There's a human child in there. It's not as obvious as you might think. It's particularly easy to forget, weirdly, if you are the person carrying the child. This whole thing can just seem like a large, semi-permanent medical condition wherein your midsection expands and a little constellation of other symptoms gather around it, and this midsection does some occasional flips and things. And even though you know it's a baby, your baby, it just gets to be background noise. Also, it's just par for the course to fall metaphorically asleep and sleep through your life and organize yourself in such a way that you aren't rousable, aren't disturbable. Par for my course, at least. You may be a wide-awake, blinking, vividly present monk type who eats a wild strawberry and enjoys it with every cell while a tiger chases you over a cliff to your death and you feel that, too. My waking moments are few and far between, I'm afraid, as much as I love them.

But I at least had one this evening, and it happened when I was able to strip away or at least manage in time not to add unnecessary language to the moment when the child I'm carrying moved in response to the cold water. Bang. Awake. Me. I was.

I comprehended that there was a human child in there. Not "my" child, because that puts a whole story on to the situation, a story that I already know and makes me fall asleep. No, a child. A human child. Not mine. Just in me. A child, shifting around, trying for a better position or reacting involuntarily to the cold. I was more moved by "a" child than "my" child, because "a" child is all children, everywhere. Helpless. This was a flash of something primal. Throw a child upon the earth without its parents or someone to care for it and it will die. A child in nature. Small limbs, confusion, need.

This activated something in me so much more maternal than the phrase "my child" or even more instinct-killingly, the name "Fred" does. Naming the child is necessary, but it's also distancing. You start relating to some imaginary idea of who this child is. It's the difference between an empty picture frame and a picture frame with a random photograph of an attractive model that you haven't taken out yet. Calling this baby "Fred" before we know him feels like sticking the frame up with the photograph of the model in it and imagining that this model is our loved one.
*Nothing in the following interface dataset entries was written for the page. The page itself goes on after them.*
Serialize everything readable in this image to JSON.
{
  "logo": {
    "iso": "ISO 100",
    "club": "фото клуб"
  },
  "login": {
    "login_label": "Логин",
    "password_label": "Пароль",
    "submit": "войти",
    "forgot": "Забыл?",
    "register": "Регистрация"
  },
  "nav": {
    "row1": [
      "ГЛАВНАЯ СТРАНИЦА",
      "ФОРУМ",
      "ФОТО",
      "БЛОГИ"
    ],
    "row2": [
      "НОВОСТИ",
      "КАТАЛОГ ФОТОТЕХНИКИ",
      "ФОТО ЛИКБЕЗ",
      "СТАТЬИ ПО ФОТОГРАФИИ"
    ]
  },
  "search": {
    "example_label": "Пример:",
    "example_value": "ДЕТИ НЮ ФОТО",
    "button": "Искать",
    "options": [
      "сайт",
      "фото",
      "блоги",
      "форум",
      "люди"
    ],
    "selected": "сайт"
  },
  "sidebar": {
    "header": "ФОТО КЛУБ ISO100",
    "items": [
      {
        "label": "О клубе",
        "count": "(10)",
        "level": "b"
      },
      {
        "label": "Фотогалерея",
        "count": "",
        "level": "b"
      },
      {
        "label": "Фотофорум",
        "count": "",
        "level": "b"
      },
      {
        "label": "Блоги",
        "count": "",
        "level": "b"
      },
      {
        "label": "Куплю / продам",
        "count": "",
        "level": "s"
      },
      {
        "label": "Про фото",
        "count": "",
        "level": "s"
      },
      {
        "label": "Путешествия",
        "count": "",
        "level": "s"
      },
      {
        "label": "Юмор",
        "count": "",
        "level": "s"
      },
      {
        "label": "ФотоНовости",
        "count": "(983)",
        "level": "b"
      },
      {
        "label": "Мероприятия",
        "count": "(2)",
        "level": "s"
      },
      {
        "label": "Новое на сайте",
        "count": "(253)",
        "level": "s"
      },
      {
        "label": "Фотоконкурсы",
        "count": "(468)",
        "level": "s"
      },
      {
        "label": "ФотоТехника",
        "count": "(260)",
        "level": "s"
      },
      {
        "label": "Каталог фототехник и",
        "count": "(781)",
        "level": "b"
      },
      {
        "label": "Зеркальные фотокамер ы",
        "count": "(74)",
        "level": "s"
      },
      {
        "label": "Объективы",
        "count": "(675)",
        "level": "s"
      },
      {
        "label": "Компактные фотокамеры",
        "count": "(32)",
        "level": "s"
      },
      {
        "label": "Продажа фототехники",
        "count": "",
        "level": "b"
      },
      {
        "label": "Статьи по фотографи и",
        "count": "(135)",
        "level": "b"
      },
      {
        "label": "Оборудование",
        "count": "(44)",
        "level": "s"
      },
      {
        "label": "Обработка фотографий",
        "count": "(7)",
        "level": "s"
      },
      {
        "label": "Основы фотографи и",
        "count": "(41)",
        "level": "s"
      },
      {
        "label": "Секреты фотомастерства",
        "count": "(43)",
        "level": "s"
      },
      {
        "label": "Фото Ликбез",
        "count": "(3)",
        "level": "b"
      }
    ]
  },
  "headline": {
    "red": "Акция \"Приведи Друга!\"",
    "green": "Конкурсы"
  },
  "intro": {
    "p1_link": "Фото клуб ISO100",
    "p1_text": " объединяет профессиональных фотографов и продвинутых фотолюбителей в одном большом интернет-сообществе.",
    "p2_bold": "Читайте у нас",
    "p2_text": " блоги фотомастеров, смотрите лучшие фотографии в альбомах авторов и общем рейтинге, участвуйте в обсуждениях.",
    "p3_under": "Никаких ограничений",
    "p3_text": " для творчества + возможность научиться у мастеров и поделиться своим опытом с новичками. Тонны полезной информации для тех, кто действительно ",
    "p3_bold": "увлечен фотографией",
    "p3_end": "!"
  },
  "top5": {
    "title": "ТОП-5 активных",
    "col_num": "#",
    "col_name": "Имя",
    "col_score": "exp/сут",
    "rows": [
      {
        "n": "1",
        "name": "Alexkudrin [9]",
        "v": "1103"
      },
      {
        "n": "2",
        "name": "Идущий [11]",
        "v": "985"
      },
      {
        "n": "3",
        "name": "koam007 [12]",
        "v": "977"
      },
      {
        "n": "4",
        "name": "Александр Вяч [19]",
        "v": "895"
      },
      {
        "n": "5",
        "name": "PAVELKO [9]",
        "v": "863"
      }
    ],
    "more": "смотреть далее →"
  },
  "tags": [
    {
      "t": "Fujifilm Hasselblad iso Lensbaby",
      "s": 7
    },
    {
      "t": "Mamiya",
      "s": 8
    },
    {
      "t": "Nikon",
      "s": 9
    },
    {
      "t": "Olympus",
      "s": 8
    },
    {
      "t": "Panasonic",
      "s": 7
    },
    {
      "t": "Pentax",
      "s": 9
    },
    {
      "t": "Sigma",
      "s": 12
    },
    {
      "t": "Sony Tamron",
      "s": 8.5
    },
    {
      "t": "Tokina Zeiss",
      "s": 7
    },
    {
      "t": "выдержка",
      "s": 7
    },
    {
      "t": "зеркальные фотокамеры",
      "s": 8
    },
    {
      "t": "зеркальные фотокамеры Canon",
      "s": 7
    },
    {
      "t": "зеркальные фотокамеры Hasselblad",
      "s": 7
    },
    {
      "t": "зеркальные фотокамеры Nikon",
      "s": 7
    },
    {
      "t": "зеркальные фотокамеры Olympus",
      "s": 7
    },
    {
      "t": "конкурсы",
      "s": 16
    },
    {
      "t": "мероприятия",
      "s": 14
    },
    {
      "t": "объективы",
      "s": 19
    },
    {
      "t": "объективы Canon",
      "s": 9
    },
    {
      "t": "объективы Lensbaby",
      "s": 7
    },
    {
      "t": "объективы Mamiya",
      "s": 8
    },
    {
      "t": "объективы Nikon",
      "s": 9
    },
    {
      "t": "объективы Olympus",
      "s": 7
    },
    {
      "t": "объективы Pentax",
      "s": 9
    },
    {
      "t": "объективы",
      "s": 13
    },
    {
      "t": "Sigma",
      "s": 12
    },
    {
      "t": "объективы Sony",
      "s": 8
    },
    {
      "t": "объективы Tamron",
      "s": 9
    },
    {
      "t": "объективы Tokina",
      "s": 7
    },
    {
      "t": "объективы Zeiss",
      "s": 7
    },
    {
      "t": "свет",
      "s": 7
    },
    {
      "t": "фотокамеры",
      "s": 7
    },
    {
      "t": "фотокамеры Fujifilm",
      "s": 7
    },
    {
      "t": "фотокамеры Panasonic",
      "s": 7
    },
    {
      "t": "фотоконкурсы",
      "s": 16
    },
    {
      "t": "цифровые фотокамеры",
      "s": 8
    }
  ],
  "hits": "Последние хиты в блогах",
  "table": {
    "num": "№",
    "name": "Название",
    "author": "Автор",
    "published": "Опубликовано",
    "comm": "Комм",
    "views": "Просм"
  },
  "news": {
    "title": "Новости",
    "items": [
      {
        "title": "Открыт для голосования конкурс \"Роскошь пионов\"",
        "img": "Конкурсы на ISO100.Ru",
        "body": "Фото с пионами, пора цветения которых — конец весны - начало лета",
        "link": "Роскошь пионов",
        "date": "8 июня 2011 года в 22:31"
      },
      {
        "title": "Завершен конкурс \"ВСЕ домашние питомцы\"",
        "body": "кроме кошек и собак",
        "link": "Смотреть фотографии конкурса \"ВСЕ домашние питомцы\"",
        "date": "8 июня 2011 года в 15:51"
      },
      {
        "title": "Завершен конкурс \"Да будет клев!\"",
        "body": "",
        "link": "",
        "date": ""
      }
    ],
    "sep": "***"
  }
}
I'm getting very large, and it's physically painful in ways that are new to me. A few blood cells have burst inside the skin on my stomach, leaving some tender red dots here and there. These red dots exist, and I struggle when I walk sometimes, because of a child who is curled up in my middle. A person. Another person. The other person I keep forgetting about. A person is dangling off of the front of me, encased in my skin.

I know that you know that. But it's news to me.

I'll tell you something nice that's come of this realization. I've been talking about this pregnancy a lot, naturally. I get self-conscious about that, and also self-conscious about simply being a pregnant woman - particularly a pregnant woman with another child, already. I'm thrown so centrally into my identity as a mother. Or worse, or more tritely, a mom. A mom! Hi, I'm a mom. Just a mom! Oh, you know us moms. Recommended by Dr. Mom. It's easy to feel that being pregnant and discussing it, or being a mother and discussing it, or just being either of those things at all is somehow inherently ridiculous or trite. I keep looking at myself through other people's imaginary eyes and getting bored or irritated with my very existence.

But my small moment of awakeness and accompanying burst of fierce maternal instinct to care for this human child within me cured me, at least for a bit. Mothers are ubiquitous, yes. "Moms." It's not unique. It's not "special". It is, however, extremely real and can cut all of the civilization out of you in a heartbeat. You are dropped right into the middle of the wilderness, an internal wilderness, and just like the child in utero reacting to the cold water, you respond to the child's presence involuntarily. You reach for it.